DEMOCRACY UNDERCOVER: When David Buchbinder started reporting on the pro-democracy movement run by an Afghan dentist (page 1), he discovered that finding the movement was no simple task.
"Since many of those involved had received death threats, the meetings were held at a secret location," David says. A taxi picked him up at his hotel and took him to a large building on a dirt road in a neighborhood in west Kabul. There were no cars on the street, but scores of shoes were parked outside each of the meeting rooms, which were packed with tribal elders.
"The elders took a break for the evening prayers, and then after it got dark, they left in small groups," David says. "I wanted to linger outside on the sidewalk to chat, but they asked me to move along. They really didn't want to call attention to themselves."
INTERVIEW ME TOO! Sometimes it's hard for reporters to get people to open up. But sometimes the reverse is true. For today's story about Zambia's anticorruption efforts (page 1), Nicole Itano stopped at a roadside cafe to ask people about it. "Everybody had an opinion and no one wanted me to leave until I'd talked to them. I tried to graciously thank them and walk away, but several times I was summoned back with 'But you haven't heard what I think yet.'"
"They were excited about the change, and understood that fighting corruption was not just about the immorality of politicians stealing their money. It meant that business would function properly and products would cost less."
NO GUN-TOTING MONGOLS: In the story "Guns offer fast profit for Afghans" (August 6, p. 7), Mongol invaders in Afghanistan did not use guns.
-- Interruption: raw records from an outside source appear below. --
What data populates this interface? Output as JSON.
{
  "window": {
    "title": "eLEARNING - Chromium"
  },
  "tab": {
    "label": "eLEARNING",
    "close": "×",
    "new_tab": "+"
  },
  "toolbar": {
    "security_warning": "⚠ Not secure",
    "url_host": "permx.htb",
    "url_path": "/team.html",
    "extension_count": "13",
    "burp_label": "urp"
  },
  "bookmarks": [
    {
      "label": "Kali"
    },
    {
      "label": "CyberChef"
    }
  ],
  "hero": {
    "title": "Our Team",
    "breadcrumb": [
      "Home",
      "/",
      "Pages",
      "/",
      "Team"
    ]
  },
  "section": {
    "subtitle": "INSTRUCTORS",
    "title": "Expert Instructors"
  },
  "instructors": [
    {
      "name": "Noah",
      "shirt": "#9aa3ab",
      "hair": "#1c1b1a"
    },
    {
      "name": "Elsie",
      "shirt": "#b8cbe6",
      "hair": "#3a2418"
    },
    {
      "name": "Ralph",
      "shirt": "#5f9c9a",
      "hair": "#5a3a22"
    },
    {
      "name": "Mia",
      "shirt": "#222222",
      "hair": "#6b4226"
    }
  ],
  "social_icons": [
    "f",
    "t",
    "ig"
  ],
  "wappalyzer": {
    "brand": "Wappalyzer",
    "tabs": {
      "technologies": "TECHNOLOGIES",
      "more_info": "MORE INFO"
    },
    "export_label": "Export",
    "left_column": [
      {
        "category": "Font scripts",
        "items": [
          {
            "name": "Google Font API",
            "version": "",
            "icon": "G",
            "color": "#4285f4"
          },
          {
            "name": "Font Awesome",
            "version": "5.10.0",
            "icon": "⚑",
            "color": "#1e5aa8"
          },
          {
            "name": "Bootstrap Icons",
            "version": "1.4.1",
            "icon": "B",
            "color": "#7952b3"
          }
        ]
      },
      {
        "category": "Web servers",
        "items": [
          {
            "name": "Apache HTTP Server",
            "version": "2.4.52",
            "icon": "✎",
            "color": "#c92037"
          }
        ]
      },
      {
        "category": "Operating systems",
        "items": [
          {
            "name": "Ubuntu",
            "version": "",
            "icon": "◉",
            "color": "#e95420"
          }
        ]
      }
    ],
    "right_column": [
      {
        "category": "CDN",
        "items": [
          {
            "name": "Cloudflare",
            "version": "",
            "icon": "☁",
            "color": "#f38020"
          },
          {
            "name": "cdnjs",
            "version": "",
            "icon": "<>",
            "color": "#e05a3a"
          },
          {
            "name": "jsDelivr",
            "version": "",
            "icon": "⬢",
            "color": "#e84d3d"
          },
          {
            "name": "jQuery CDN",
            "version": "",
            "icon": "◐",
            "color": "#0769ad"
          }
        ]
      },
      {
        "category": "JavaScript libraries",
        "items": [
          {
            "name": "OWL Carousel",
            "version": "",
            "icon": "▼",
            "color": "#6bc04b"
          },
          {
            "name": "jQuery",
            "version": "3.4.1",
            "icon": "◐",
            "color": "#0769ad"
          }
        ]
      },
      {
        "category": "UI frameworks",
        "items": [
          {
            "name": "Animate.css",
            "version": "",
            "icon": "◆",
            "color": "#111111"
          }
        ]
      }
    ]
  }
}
Also, the Afghan government forbids only those citizens living in Kabul from bearing arms without a government-issued ID card.
David Clark Scott